Data records for software interfaces:
━━━━━━━━━━━━━━━━━━━━━━━━━━━━━━
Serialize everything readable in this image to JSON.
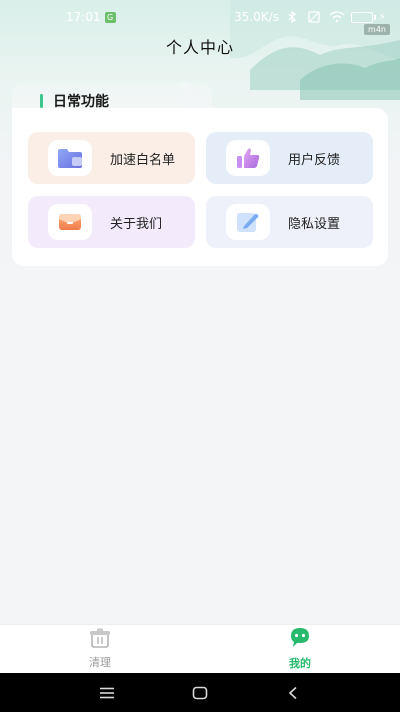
{
  "status_bar": {
    "time": "17:01",
    "network_speed": "35.0K/s",
    "carrier_tag": "m4n"
  },
  "header": {
    "title": "个人中心"
  },
  "daily_functions": {
    "title": "日常功能",
    "items": [
      {
        "label": "加速白名单",
        "icon": "folder-icon"
      },
      {
        "label": "用户反馈",
        "icon": "thumbs-up-icon"
      },
      {
        "label": "关于我们",
        "icon": "envelope-icon"
      },
      {
        "label": "隐私设置",
        "icon": "edit-icon"
      }
    ]
  },
  "tabbar": {
    "items": [
      {
        "label": "清理",
        "icon": "trash-icon",
        "active": false
      },
      {
        "label": "我的",
        "icon": "chat-face-icon",
        "active": true
      }
    ]
  },
  "colors": {
    "accent": "#27b96c",
    "section_bar": "#3cc68f"
  }
}
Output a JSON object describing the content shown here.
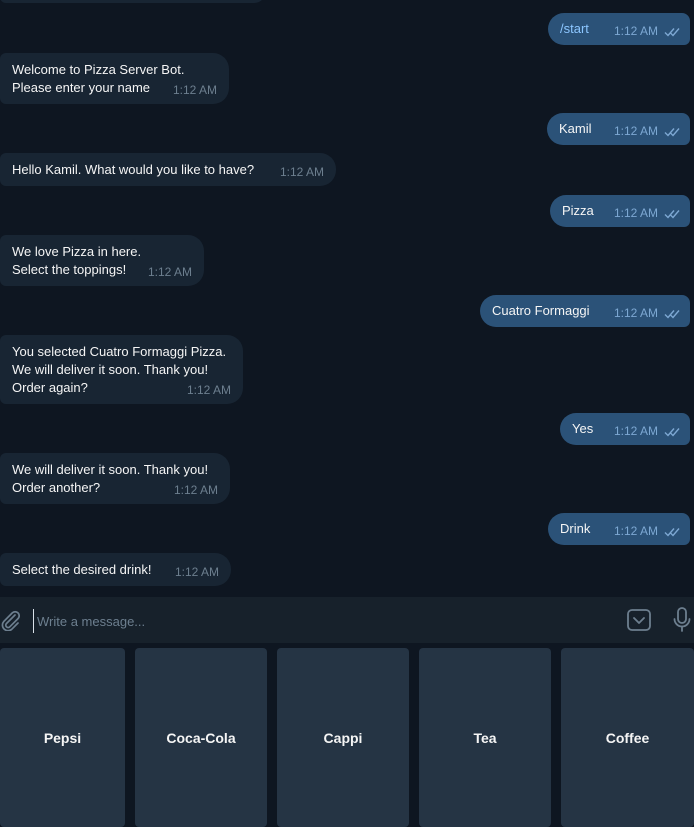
{
  "chat": {
    "messages": [
      {
        "dir": "out",
        "text": "/start",
        "time": "1:12 AM",
        "command": true
      },
      {
        "dir": "in",
        "text": "Welcome to Pizza Server Bot.\nPlease enter your name",
        "time": "1:12 AM"
      },
      {
        "dir": "out",
        "text": "Kamil",
        "time": "1:12 AM"
      },
      {
        "dir": "in",
        "text": "Hello Kamil. What would you like to have?",
        "time": "1:12 AM"
      },
      {
        "dir": "out",
        "text": "Pizza",
        "time": "1:12 AM"
      },
      {
        "dir": "in",
        "text": "We love Pizza in here.\nSelect the toppings!",
        "time": "1:12 AM"
      },
      {
        "dir": "out",
        "text": "Cuatro Formaggi",
        "time": "1:12 AM"
      },
      {
        "dir": "in",
        "text": "You selected Cuatro Formaggi Pizza.\nWe will deliver it soon. Thank you!\nOrder again?",
        "time": "1:12 AM"
      },
      {
        "dir": "out",
        "text": "Yes",
        "time": "1:12 AM"
      },
      {
        "dir": "in",
        "text": "We will deliver it soon. Thank you!\nOrder another?",
        "time": "1:12 AM"
      },
      {
        "dir": "out",
        "text": "Drink",
        "time": "1:12 AM"
      },
      {
        "dir": "in",
        "text": "Select the desired drink!",
        "time": "1:12 AM"
      }
    ]
  },
  "composer": {
    "placeholder": "Write a message...",
    "icons": {
      "attach": "paperclip-icon",
      "keyboard": "keyboard-toggle-icon",
      "mic": "microphone-icon"
    }
  },
  "keyboard": {
    "buttons": [
      "Pepsi",
      "Coca-Cola",
      "Cappi",
      "Tea",
      "Coffee"
    ]
  },
  "colors": {
    "background": "#0e1621",
    "incoming_bubble": "#182533",
    "outgoing_bubble": "#2b5278",
    "keyboard_button": "#253444"
  }
}
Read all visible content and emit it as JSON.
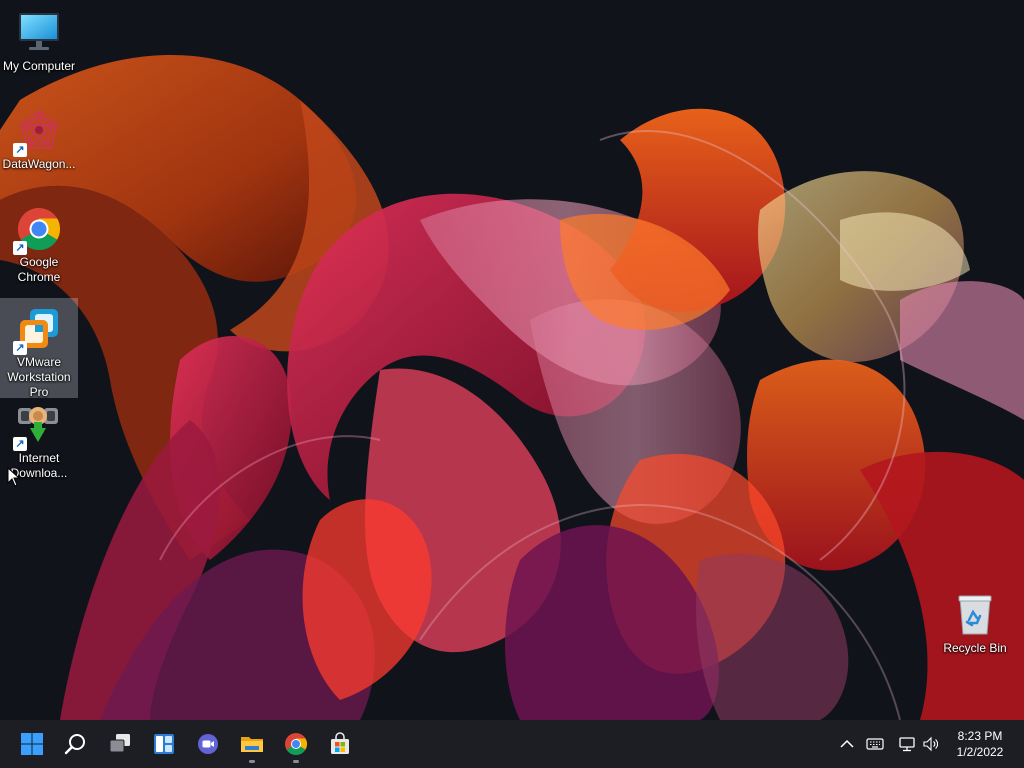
{
  "desktop": {
    "icons": [
      {
        "label": "My Computer",
        "icon": "monitor-icon"
      },
      {
        "label": "DataWagon...",
        "icon": "datawagon-icon"
      },
      {
        "label": "Google Chrome",
        "icon": "chrome-icon"
      },
      {
        "label": "VMware Workstation Pro",
        "icon": "vmware-icon"
      },
      {
        "label": "Internet Downloa...",
        "icon": "internet-download-manager-icon"
      }
    ],
    "recycle_bin": {
      "label": "Recycle Bin",
      "icon": "recycle-bin-icon"
    }
  },
  "taskbar": {
    "apps": [
      "start-icon",
      "search-icon",
      "task-view-icon",
      "widgets-icon",
      "teams-chat-icon",
      "file-explorer-icon",
      "chrome-icon",
      "microsoft-store-icon"
    ],
    "tray": [
      "chevron-up-icon",
      "keyboard-icon",
      "network-icon",
      "volume-icon"
    ],
    "clock": {
      "time": "8:23 PM",
      "date": "1/2/2022"
    }
  },
  "colors": {
    "taskbar_bg": "#1d1e24",
    "accent_blue": "#3aa0ff",
    "wallpaper_bg": "#11131b"
  }
}
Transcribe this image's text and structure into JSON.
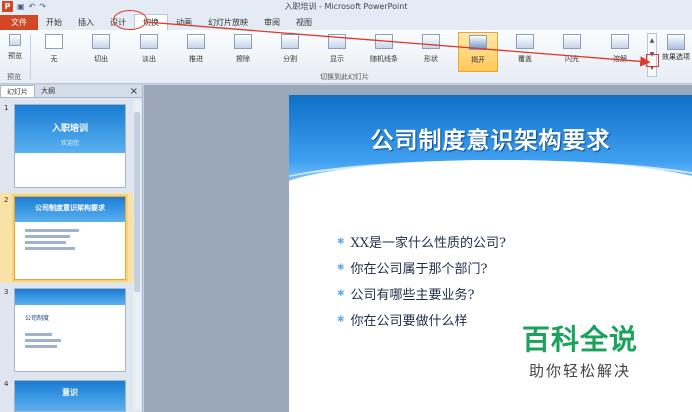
{
  "window": {
    "title": "入职培训 - Microsoft PowerPoint",
    "qat": [
      "save-icon",
      "undo-icon",
      "redo-icon"
    ]
  },
  "tabs": [
    "文件",
    "开始",
    "插入",
    "设计",
    "切换",
    "动画",
    "幻灯片放映",
    "审阅",
    "视图"
  ],
  "ribbon": {
    "preview": "预览",
    "preview_group": "预览",
    "transitions": [
      "无",
      "切出",
      "淡出",
      "推进",
      "擦除",
      "分割",
      "显示",
      "随机线条",
      "形状",
      "揭开",
      "覆盖",
      "闪光",
      "溶解"
    ],
    "selected": "揭开",
    "transitions_group": "切换到此幻灯片",
    "effect_options": "效果选项"
  },
  "panel": {
    "tabs": [
      "幻灯片",
      "大纲"
    ],
    "close": "×"
  },
  "thumbs": [
    {
      "num": "1",
      "title": "入职培训",
      "subtitle": "欢迎您"
    },
    {
      "num": "2",
      "title": "公司制度意识架构要求"
    },
    {
      "num": "3",
      "title": "公司制度"
    },
    {
      "num": "4",
      "title": "意识"
    }
  ],
  "slide": {
    "title": "公司制度意识架构要求",
    "bullets": [
      "XX是一家什么性质的公司?",
      "你在公司属于那个部门?",
      "公司有哪些主要业务?",
      "你在公司要做什么样"
    ]
  },
  "watermark": {
    "brand": "百科全说",
    "tagline": "助你轻松解决"
  }
}
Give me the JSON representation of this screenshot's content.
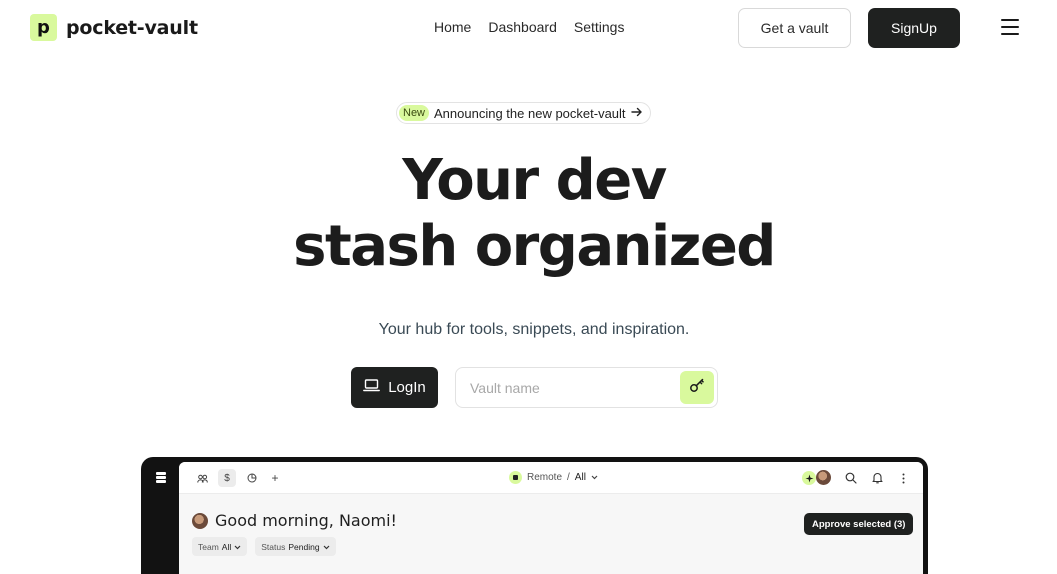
{
  "brand": {
    "mark": "p",
    "name": "pocket-vault",
    "accent": "#d9f99d",
    "dark": "#1f2120"
  },
  "nav": {
    "links": [
      "Home",
      "Dashboard",
      "Settings"
    ],
    "get_vault": "Get a vault",
    "signup": "SignUp"
  },
  "hero": {
    "badge": "New",
    "announcement": "Announcing the new pocket-vault",
    "title_line1": "Your dev",
    "title_line2": "stash organized",
    "subtitle": "Your hub for tools, snippets, and inspiration.",
    "login_label": "LogIn",
    "vault_placeholder": "Vault name"
  },
  "preview": {
    "breadcrumb": {
      "workspace": "Remote",
      "separator": "/",
      "scope": "All"
    },
    "greeting": "Good morning, Naomi!",
    "filters": [
      {
        "label": "Team",
        "value": "All"
      },
      {
        "label": "Status",
        "value": "Pending"
      }
    ],
    "approve_button": "Approve selected (3)"
  }
}
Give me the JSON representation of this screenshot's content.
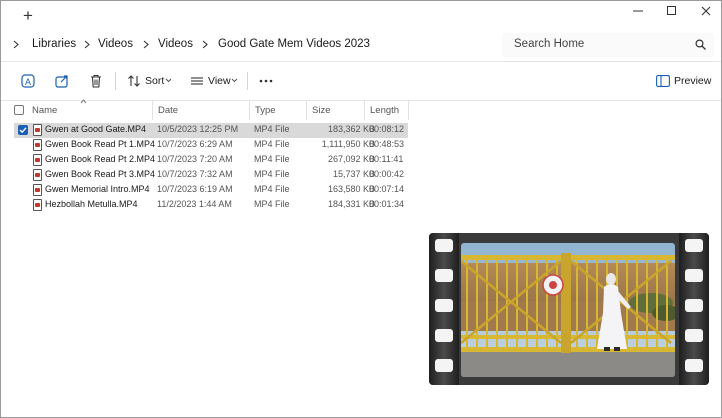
{
  "window": {
    "new_tab_symbol": "+"
  },
  "breadcrumb": {
    "items": [
      "Libraries",
      "Videos",
      "Videos",
      "Good Gate Mem Videos 2023"
    ]
  },
  "search": {
    "placeholder": "Search Home"
  },
  "toolbar": {
    "sort_label": "Sort",
    "view_label": "View",
    "preview_label": "Preview"
  },
  "columns": {
    "name": "Name",
    "date": "Date",
    "type": "Type",
    "size": "Size",
    "length": "Length"
  },
  "files": [
    {
      "name": "Gwen at Good Gate.MP4",
      "date": "10/5/2023 12:25 PM",
      "type": "MP4 File",
      "size": "183,362 KB",
      "length": "00:08:12",
      "selected": true
    },
    {
      "name": "Gwen Book Read Pt 1.MP4",
      "date": "10/7/2023 6:29 AM",
      "type": "MP4 File",
      "size": "1,111,950 KB",
      "length": "00:48:53",
      "selected": false
    },
    {
      "name": "Gwen Book Read Pt 2.MP4",
      "date": "10/7/2023 7:20 AM",
      "type": "MP4 File",
      "size": "267,092 KB",
      "length": "00:11:41",
      "selected": false
    },
    {
      "name": "Gwen Book Read Pt 3.MP4",
      "date": "10/7/2023 7:32 AM",
      "type": "MP4 File",
      "size": "15,737 KB",
      "length": "00:00:42",
      "selected": false
    },
    {
      "name": "Gwen Memorial Intro.MP4",
      "date": "10/7/2023 6:19 AM",
      "type": "MP4 File",
      "size": "163,580 KB",
      "length": "00:07:14",
      "selected": false
    },
    {
      "name": "Hezbollah Metulla.MP4",
      "date": "11/2/2023 1:44 AM",
      "type": "MP4 File",
      "size": "184,331 KB",
      "length": "00:01:34",
      "selected": false
    }
  ],
  "colors": {
    "selection_bg": "#d9d9d9",
    "checkbox_accent": "#1a5fb4",
    "gate_yellow": "#d8b833",
    "file_icon_red": "#c0392b"
  },
  "icons": {
    "toolbar": [
      "ai-rename-icon",
      "share-icon",
      "delete-icon",
      "sort-icon",
      "view-icon",
      "more-icon",
      "preview-pane-icon"
    ]
  }
}
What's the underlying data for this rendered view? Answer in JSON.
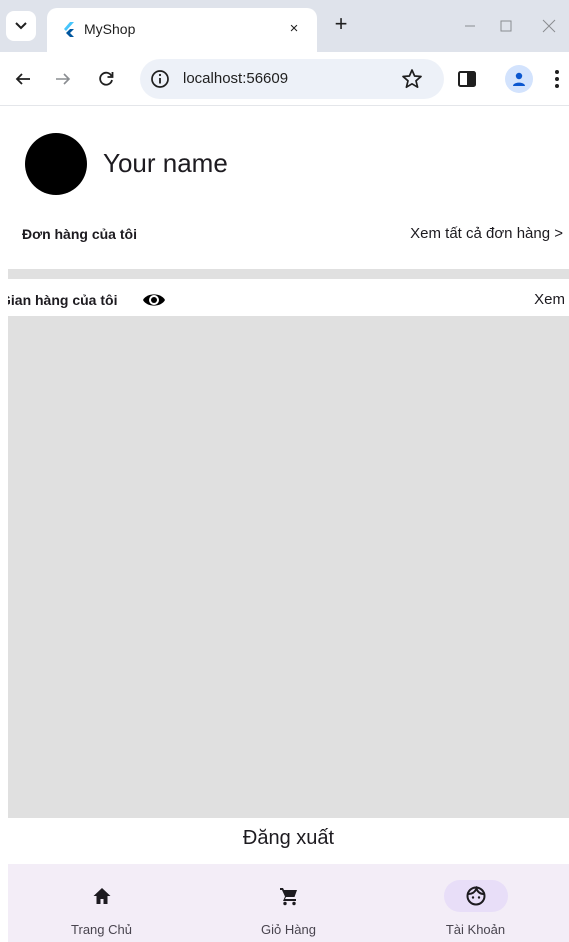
{
  "browser": {
    "tab_title": "MyShop",
    "tab_close_glyph": "×",
    "new_tab_glyph": "+",
    "url": "localhost:56609",
    "icons": [
      "tab-search-icon",
      "flutter-icon",
      "close-icon",
      "plus-icon",
      "minimize-icon",
      "maximize-icon",
      "window-close-icon",
      "back-arrow-icon",
      "forward-arrow-icon",
      "reload-icon",
      "info-icon",
      "star-icon",
      "side-panel-icon",
      "profile-icon",
      "kebab-menu-icon"
    ]
  },
  "profile": {
    "name": "Your name"
  },
  "orders": {
    "title": "Đơn hàng của tôi",
    "view_all": "Xem tất cả đơn hàng >"
  },
  "store": {
    "title": "Gian hàng của tôi",
    "view": "Xem",
    "icon": "eye-icon"
  },
  "logout_label": "Đăng xuất",
  "bottom_nav": {
    "items": [
      {
        "label": "Trang Chủ",
        "icon": "home-icon",
        "active": false
      },
      {
        "label": "Giỏ Hàng",
        "icon": "shopping-cart-icon",
        "active": false
      },
      {
        "label": "Tài Khoản",
        "icon": "account-face-icon",
        "active": true
      }
    ]
  },
  "colors": {
    "tabstrip": "#dfe3eb",
    "omnibox": "#edf1f8",
    "divider": "#e0e0e0",
    "nav_bg": "#f3edf7",
    "nav_active": "#e8def8",
    "text": "#1d1b20"
  }
}
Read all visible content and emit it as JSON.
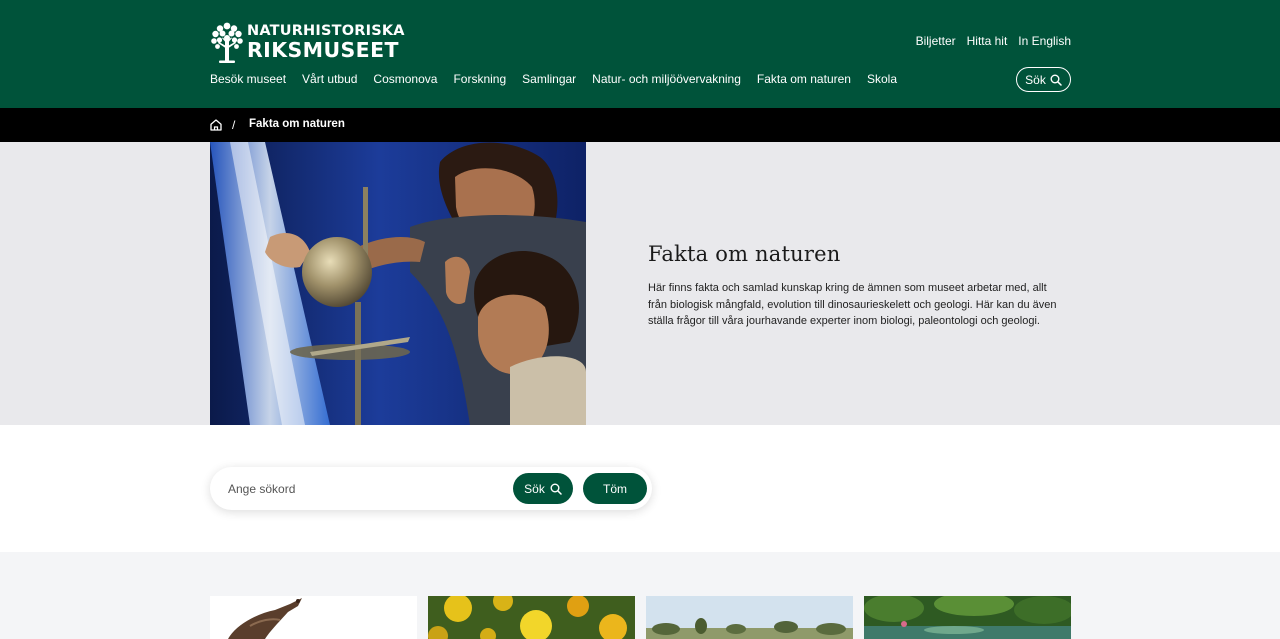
{
  "header": {
    "logo": {
      "line1": "NATURHISTORISKA",
      "line2": "RIKSMUSEET",
      "icon": "tree-logo-icon"
    },
    "top_links": [
      "Biljetter",
      "Hitta hit",
      "In English"
    ],
    "nav_items": [
      "Besök museet",
      "Vårt utbud",
      "Cosmonova",
      "Forskning",
      "Samlingar",
      "Natur- och miljöövervakning",
      "Fakta om naturen",
      "Skola"
    ],
    "search_label": "Sök"
  },
  "breadcrumb": {
    "home_icon": "home-icon",
    "separator": "/",
    "current": "Fakta om naturen"
  },
  "hero": {
    "title": "Fakta om naturen",
    "text": "Här finns fakta och samlad kunskap kring de ämnen som museet arbetar med, allt från biologisk mångfald, evolution till dinosaurieskelett och geologi. Här kan du även ställa frågor till våra jourhavande experter inom biologi, paleontologi och geologi.",
    "image": "children-exploring-metal-sphere-photo"
  },
  "search": {
    "placeholder": "Ange sökord",
    "value": "",
    "submit_label": "Sök",
    "clear_label": "Töm"
  },
  "cards": [
    {
      "image": "bird-photo"
    },
    {
      "image": "yellow-flowers-photo"
    },
    {
      "image": "landscape-trees-photo"
    },
    {
      "image": "green-garden-pond-photo"
    }
  ],
  "colors": {
    "brand_green": "#00533a",
    "breadcrumb_bg": "#000000",
    "hero_bg": "#e9e9ec",
    "cards_bg": "#f4f5f7"
  }
}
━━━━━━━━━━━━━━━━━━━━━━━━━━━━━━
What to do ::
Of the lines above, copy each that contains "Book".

Problem solution ::
      "name": "Gwen Book Read Pt 1.MP4",
      "name": "Gwen Book Read Pt 2.MP4",
      "name": "Gwen Book Read Pt 3.MP4",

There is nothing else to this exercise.